It’s funny how some things work out. As I was searching for a suitable picture of Alex Rodriguez and Derek Jeter, I found that the first Google hit for jeter arod is a story from 2004 about the how the friendship between the two stars remained in place but had cooled in the then three years since this infamous Esquire article.
Let’s be honest: It is unreasonable to expect that 25 guys on a baseball team will be best friends. I know this from experience. For ten years, I played on numerous teams. I played on after-school teams, summer teams and high school baseball teams. There were plenty of guys with whom I was friends and with whom I’m still friends nearly six years after my last game, but there were also plenty of guys about which I could care less. That’s all part of being thrown together into a situation with people who start out as complete strangers.
But when we stepped into the dugout, it didn’t matter who we ate lunch with in the cafeteria, how well we did or didn’t do in classes and what our weekend plans were.
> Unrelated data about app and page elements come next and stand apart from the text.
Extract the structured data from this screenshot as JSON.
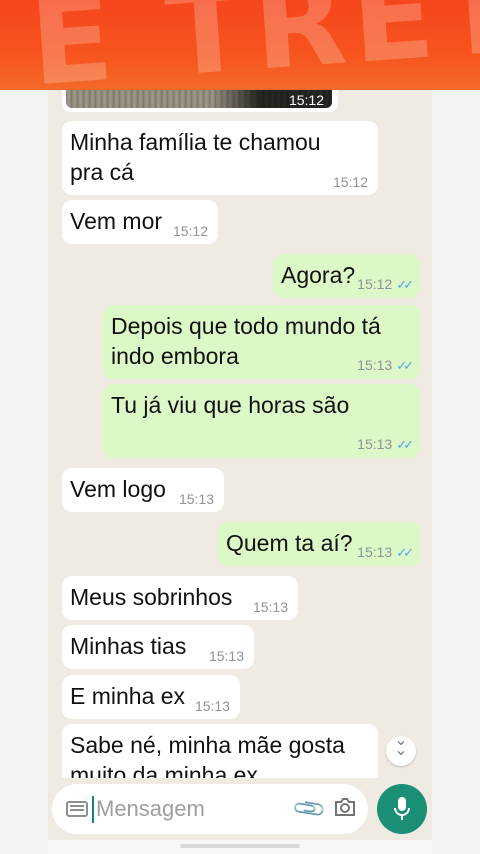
{
  "banner": {
    "text": "É TRETA"
  },
  "image_message": {
    "time": "15:12"
  },
  "messages": [
    {
      "dir": "in",
      "lines": [
        "Minha família te chamou",
        "pra cá"
      ],
      "time": "15:12"
    },
    {
      "dir": "in",
      "lines": [
        "Vem mor"
      ],
      "time": "15:12"
    },
    {
      "dir": "out",
      "lines": [
        "Agora?"
      ],
      "time": "15:12",
      "read": true
    },
    {
      "dir": "out",
      "lines": [
        "Depois que todo mundo tá",
        "indo embora"
      ],
      "time": "15:13",
      "read": true
    },
    {
      "dir": "out",
      "lines": [
        "Tu já viu que horas são"
      ],
      "time": "15:13",
      "read": true
    },
    {
      "dir": "in",
      "lines": [
        "Vem logo"
      ],
      "time": "15:13"
    },
    {
      "dir": "out",
      "lines": [
        "Quem ta aí?"
      ],
      "time": "15:13",
      "read": true
    },
    {
      "dir": "in",
      "lines": [
        "Meus sobrinhos"
      ],
      "time": "15:13"
    },
    {
      "dir": "in",
      "lines": [
        "Minhas tias"
      ],
      "time": "15:13"
    },
    {
      "dir": "in",
      "lines": [
        "E minha ex"
      ],
      "time": "15:13"
    },
    {
      "dir": "in",
      "lines": [
        "Sabe né, minha mãe gosta",
        "muito da minha ex"
      ],
      "time": ""
    }
  ],
  "ticks": "✓✓",
  "scroll_down": {
    "icon": "double-chevron-down-icon",
    "glyph": "⌄"
  },
  "composer": {
    "placeholder": "Mensagem",
    "keyboard_icon": "keyboard-icon",
    "attach_icon": "paperclip-icon",
    "camera_icon": "camera-icon",
    "mic_icon": "microphone-icon",
    "accent": "#1a8f76"
  },
  "colors": {
    "incoming": "#ffffff",
    "outgoing": "#dcf8c6",
    "read_ticks": "#53a6e8",
    "banner": "#f6461c"
  }
}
It didn’t matter if we were best friends, passing acquaintances or bitter enemies. We played baseball as a team. We were on the field to win, and we worked hard together to achieve that goal. We put aside our differences, sucked up our past problems and played to win.
That’s exactly what Alex Rodriguez and Derek Jeter have to do now.
It’s clear that these two stars aren’t exactly best buddies. While the staid Chad Curtis once called out Jeter because of his friendship with Rodriguez, those days are long gone. That fateful Esquire interview in April of 2001 drove that nail deep into the coffin.
But that was six years ago, three of which the two superstars have spent on the same team. It’s time for these men to put aside their differences and support each other on the field.
I’m going to lay the blame for this soap opera squarely on the shoulders of the usually untouchable Yankee Captain. Last season, Jeter, who has publicly supported the oft-beleaguered Jason Giambi over the years, refused to come to Alex Rodriguez’s support. It’s not his business, Derek said, who the fans cheer on and who they boo.
Well, as captain of the Yankees, it’s certainly his business to lead the team and stand up for his teammates. If that means sticking his neck out for the psychologically fragile Alex Rodriguez, so be it. If his words would help the team, then Derek must deliver.
(Image of Derek and Alex getting along from Scout.com)